It's one of the best spectator sports around, and will have you running down to your nearest skate shop. Beginners are advised to buy the best equipment they can afford (a decent deck, with trucks and wheels, costs from pounds 80); cheaper stuff will just break.

"It's best to buy a skateboard and find out whether you like it before deciding which kind of boarding you want to do," advises Hellicar. Then head for a skateboard park, where you can try out specially designed circuits from about pounds 2 an hour.

"You need to have a certain kind of mindset to perform tricks. You have to work some things out yourself, and think your way around problems, because someone can only teach you so much."

Just don't ask your local policeman!

Alister Morgan

PlayStation 1998 Skate Tour: PlayStation Skatepark, Acklam Road, London W10 (0181-969 4669) tomorrow 12noon-8pm, pounds 4


PlayStation Skatepark

Acklam Road, Ladbroke Grove, London W10 (0181-969 4669)

Daily 12noon-4pm, 5pm-9pm

Bones Skatepark

Canal Street, Stockport (0161-480 8118) Mon-Fri 12noon-9pm, Sat & Sun 9am-9pm


1-3 Leckwith Road, Netherton, Liverpool (0151-530 1500) Daily 12noon-4pm, then 2hr sessions till 10pm

Mount Hawke

Truro, Cornwall (01209 890705) Daily 10.15am-9.30pm

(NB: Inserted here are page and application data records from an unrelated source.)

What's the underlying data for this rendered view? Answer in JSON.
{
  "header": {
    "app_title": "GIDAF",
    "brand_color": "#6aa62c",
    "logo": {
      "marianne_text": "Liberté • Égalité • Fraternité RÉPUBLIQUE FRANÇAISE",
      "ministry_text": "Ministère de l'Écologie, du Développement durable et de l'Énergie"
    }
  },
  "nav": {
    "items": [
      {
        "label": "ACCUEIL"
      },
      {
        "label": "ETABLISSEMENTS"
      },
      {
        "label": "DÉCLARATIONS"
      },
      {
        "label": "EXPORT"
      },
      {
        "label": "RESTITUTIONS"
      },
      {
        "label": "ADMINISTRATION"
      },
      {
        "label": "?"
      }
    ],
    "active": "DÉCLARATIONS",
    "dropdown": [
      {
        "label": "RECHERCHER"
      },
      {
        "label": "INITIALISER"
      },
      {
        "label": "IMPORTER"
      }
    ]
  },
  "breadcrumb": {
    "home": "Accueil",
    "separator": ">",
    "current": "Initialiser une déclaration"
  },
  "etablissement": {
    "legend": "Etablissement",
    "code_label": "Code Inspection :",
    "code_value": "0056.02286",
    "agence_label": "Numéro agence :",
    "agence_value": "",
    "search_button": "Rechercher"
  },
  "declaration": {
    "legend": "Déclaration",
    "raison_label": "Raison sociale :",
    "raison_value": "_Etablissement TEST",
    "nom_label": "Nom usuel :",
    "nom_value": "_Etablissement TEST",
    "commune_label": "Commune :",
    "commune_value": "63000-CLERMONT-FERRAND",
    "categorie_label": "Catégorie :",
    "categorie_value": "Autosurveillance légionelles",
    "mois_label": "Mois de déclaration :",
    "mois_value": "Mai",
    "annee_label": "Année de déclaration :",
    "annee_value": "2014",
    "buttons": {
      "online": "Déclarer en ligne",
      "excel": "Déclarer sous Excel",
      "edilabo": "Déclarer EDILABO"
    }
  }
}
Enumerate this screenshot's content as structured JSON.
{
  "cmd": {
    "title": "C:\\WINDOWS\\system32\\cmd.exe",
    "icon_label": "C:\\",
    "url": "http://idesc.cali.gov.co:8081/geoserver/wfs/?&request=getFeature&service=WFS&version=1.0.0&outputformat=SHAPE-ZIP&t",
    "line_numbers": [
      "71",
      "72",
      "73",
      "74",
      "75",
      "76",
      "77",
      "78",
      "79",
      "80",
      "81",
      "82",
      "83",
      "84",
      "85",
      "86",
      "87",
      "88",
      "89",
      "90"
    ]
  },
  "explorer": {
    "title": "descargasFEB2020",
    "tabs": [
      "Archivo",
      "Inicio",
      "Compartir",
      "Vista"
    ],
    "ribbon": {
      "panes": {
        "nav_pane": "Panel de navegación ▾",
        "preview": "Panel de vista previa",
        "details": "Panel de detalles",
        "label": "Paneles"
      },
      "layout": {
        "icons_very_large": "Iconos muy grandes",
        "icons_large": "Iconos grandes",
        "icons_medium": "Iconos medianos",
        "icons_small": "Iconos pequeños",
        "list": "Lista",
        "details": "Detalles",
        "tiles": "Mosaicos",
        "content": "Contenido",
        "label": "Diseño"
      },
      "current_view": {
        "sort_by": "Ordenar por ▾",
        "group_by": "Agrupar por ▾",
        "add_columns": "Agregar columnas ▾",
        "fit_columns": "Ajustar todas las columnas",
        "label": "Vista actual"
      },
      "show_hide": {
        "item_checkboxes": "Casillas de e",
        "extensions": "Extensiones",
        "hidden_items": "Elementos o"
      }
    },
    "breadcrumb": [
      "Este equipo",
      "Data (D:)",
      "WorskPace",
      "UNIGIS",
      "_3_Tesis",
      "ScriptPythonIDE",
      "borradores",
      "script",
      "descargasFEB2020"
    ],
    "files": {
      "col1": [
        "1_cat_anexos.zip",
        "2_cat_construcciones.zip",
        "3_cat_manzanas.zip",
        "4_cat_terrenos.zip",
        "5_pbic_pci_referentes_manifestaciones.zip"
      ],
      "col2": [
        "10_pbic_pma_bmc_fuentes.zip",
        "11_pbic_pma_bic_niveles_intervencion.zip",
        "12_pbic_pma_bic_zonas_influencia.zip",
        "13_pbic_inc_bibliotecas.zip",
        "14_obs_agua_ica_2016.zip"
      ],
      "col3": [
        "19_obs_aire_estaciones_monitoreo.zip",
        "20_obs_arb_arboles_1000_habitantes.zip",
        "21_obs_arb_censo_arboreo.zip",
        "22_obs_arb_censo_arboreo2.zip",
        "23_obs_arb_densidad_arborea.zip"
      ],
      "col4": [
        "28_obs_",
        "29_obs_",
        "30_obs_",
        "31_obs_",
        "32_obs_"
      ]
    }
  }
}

The Storm Centre

Colombo Street, Derby (01332 201768) 10am-10pm daily except Wed, 10am-8pm